On Attempting an Updated Definition of "Web 2.0"

I recently had an opportunity to provide an updated definition of “web 2.0” for a project I’m consulting on. The project, managed by the National Academy of Engineering (NAE), is called Changing the Conversation: From Research to Action. “Web 2.0” is one of those terms that just won’t die. Even as some have tried to invent and sell newer-sounding terms like “web 3.0,” there are still many for whom the underlying concepts of “web 2.0” and social media are new, unfamiliar, or ready to be revisited after an initial or limited exposure.
I’m optimistic. I’m beginning to think that second-nature use of collaborative technologies by non-technologists, both for social engagement as well as for work, could reach a tipping point much sooner than I had thought. It’s not going to be completely smooth sailing, though.

How Closely do Traditional and Social Media Based Customer Support Services Need to be Coordinated?

In Five Challenges Government Faces When Adopting Web 2.0 I wrote about the need to consider the cost impact on the organization of hiring additional “community managers” to support the addition of social media and social networking to overall customer support operations:

Social Media and Enhancing the Engineering Profession's Image

In my blog post Can Social Media Help Change the Public’s Perception of the Engineering Profession? I commented on the National Academy of Engineering’s report Changing the Conversation: Messages for Improving Public Understanding of Engineering. In my original post I lauded the NAE report but suggested that any implementation program designed to change the public’s perception of the engineering profession should incorporate social media and social networking elements. In this post I discuss some of these elements.

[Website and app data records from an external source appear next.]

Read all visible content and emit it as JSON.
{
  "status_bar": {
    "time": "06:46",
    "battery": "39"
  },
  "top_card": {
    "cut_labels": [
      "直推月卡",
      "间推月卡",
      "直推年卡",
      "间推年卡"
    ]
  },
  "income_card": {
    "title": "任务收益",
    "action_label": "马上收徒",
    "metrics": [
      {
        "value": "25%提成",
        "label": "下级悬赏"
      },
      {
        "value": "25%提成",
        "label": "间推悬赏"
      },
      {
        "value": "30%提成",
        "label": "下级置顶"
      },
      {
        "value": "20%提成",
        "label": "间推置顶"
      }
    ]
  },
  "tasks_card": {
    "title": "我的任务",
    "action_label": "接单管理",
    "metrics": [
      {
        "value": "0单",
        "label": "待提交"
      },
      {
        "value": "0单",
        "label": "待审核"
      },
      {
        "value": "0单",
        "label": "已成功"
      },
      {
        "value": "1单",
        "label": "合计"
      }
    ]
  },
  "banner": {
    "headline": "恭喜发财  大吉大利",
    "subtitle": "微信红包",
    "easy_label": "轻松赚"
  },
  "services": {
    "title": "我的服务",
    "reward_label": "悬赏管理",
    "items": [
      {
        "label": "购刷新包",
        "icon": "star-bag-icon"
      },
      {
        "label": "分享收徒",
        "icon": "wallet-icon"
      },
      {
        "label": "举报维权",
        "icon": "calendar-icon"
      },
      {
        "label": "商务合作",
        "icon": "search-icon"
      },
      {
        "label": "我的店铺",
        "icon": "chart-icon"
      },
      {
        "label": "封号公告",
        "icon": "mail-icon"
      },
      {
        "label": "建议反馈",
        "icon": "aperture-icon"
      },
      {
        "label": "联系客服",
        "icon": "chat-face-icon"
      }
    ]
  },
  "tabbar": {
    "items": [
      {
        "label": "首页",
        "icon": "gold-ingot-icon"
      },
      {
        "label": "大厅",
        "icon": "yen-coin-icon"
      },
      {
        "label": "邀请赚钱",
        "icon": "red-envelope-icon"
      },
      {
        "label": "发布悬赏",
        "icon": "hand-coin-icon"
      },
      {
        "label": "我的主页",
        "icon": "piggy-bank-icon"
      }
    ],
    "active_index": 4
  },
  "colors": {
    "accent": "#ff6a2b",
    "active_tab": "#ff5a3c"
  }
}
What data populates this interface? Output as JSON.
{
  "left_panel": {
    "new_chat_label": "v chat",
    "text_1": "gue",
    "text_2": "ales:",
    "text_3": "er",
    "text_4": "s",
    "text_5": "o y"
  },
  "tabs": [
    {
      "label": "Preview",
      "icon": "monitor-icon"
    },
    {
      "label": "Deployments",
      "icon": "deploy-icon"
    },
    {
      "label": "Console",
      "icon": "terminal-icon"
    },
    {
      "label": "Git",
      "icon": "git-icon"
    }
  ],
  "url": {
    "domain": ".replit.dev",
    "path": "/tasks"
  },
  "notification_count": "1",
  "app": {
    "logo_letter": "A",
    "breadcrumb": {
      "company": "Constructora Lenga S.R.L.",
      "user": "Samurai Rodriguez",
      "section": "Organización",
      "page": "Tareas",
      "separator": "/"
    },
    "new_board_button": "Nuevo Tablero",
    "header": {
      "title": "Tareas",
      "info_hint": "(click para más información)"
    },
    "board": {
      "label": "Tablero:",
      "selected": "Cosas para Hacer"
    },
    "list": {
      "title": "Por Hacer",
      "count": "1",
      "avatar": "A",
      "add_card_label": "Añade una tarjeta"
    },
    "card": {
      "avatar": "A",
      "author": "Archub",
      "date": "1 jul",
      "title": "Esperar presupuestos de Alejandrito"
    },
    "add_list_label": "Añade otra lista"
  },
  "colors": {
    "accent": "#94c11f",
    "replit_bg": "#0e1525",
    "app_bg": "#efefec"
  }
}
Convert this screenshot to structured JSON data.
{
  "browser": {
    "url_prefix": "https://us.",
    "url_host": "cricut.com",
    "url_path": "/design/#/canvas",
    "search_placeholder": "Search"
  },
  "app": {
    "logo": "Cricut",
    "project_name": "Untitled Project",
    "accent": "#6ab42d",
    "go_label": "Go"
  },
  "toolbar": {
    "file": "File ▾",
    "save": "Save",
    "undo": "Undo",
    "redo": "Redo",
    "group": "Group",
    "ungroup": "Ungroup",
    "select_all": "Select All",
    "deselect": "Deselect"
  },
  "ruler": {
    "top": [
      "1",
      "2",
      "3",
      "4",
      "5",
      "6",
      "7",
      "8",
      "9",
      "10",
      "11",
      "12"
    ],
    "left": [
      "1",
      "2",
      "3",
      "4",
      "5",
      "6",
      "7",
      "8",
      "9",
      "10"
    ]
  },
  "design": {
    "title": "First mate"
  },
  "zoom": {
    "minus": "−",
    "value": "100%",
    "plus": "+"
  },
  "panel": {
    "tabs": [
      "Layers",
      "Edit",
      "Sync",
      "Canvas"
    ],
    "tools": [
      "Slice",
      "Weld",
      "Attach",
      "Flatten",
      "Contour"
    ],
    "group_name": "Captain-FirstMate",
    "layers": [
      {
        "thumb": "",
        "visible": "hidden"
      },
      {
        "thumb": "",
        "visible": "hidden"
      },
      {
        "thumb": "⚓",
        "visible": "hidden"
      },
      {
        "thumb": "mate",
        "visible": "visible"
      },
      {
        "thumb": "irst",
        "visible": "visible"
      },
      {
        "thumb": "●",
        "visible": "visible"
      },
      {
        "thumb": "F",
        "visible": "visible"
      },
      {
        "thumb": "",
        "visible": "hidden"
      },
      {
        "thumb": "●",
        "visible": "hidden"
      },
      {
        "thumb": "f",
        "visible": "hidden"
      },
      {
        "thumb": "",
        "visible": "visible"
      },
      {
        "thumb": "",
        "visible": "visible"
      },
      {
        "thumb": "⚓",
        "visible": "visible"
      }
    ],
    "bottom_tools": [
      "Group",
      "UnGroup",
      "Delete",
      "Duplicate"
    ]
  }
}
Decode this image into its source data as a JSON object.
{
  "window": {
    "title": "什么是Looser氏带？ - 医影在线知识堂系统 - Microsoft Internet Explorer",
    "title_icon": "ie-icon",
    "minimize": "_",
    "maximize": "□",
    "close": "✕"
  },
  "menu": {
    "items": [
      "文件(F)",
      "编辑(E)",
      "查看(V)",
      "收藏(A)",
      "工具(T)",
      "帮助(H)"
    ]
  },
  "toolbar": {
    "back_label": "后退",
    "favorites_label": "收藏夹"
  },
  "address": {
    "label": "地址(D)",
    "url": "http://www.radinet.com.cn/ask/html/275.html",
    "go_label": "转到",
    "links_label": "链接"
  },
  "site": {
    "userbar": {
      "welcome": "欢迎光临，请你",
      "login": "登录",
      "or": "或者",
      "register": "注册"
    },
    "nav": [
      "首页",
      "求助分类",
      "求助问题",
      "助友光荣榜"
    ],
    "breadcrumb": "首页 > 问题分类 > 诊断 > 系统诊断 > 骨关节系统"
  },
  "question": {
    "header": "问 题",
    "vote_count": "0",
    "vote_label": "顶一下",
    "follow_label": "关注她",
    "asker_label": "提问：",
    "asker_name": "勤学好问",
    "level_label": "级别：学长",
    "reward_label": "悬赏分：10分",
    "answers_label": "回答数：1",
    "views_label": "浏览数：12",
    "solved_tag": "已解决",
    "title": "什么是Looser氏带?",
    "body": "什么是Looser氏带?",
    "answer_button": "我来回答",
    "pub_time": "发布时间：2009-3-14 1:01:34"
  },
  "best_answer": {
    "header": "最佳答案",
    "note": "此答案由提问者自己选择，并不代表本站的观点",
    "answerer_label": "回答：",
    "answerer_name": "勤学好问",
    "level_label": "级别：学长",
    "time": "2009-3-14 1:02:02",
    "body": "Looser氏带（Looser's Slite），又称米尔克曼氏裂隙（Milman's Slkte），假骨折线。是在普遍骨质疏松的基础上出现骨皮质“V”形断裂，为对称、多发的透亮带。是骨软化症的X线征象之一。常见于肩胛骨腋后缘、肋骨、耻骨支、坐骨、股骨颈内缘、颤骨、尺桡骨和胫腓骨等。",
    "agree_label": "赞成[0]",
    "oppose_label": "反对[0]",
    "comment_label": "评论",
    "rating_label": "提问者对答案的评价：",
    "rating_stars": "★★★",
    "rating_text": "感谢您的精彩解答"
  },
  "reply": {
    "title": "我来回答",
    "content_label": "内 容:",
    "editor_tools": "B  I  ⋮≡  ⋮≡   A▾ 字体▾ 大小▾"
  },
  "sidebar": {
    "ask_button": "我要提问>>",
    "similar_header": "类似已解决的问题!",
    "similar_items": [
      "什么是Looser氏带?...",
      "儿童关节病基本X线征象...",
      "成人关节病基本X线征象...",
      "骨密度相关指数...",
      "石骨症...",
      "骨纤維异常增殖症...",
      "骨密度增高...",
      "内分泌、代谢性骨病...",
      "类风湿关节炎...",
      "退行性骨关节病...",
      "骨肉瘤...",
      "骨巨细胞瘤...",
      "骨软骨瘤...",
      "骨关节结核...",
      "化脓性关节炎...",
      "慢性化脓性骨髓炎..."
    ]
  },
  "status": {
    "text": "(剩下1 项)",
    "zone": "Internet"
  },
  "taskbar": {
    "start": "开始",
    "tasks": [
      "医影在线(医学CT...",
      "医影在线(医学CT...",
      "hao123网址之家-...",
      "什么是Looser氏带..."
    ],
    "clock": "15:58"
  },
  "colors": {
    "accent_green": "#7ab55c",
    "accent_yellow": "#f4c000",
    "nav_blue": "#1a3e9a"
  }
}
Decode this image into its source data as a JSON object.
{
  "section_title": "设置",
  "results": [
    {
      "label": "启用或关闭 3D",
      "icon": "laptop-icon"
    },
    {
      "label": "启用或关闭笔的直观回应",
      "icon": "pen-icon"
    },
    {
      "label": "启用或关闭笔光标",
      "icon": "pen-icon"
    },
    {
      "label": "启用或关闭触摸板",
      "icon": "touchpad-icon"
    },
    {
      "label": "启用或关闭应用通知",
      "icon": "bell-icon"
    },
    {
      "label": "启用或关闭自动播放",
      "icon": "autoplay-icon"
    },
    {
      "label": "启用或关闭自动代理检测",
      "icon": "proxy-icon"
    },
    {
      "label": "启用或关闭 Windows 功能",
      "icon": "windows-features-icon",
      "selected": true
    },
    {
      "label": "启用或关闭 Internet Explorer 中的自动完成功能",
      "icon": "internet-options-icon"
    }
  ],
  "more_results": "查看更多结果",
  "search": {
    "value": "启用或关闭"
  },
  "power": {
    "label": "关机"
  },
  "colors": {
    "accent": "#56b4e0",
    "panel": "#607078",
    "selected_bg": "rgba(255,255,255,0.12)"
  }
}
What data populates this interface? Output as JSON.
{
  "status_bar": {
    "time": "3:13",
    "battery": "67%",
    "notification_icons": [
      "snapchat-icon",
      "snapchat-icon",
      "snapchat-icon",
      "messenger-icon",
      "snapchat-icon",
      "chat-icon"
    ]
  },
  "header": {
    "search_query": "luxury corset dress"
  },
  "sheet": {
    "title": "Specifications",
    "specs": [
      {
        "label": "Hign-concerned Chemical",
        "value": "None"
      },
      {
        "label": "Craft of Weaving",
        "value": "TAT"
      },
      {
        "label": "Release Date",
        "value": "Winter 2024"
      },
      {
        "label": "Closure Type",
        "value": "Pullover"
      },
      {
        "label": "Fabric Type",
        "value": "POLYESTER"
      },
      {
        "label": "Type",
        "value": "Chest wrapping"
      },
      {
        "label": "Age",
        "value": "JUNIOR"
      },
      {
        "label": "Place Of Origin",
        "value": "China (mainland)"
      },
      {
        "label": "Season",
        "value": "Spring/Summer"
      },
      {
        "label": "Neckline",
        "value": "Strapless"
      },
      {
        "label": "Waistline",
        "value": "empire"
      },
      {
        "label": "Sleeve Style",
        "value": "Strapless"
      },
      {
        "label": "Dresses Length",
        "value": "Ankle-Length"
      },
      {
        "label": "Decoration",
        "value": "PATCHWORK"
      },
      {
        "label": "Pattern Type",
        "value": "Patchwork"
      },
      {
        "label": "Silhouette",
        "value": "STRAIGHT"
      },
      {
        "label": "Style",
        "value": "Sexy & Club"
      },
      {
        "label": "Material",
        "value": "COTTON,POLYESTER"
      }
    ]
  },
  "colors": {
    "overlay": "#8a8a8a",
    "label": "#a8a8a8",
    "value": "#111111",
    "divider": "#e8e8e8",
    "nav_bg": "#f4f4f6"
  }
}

Facebook Connect Raises Complex Data Portability and Data Sharing Issues

Successful system operation frequently depends on the quality of the data it contains. Social networking systems rely on the ability their members have to manage and keep up to date information about their identities. They also rely on the ability to describe and act upon data about relationships with other network members. If identity or relationship data are faulty, unstable, or inconsistent, the operation of the social network, and the performance of network based transactions related to it, will suffer.

What Comes After Web Sites and Online Social Networks?

Today we use the web in many ways. Traditional web sites — “places we go” on the web to do things — still exist. But increasingly, web based transactions also depend on the nature of our online relationships with other people.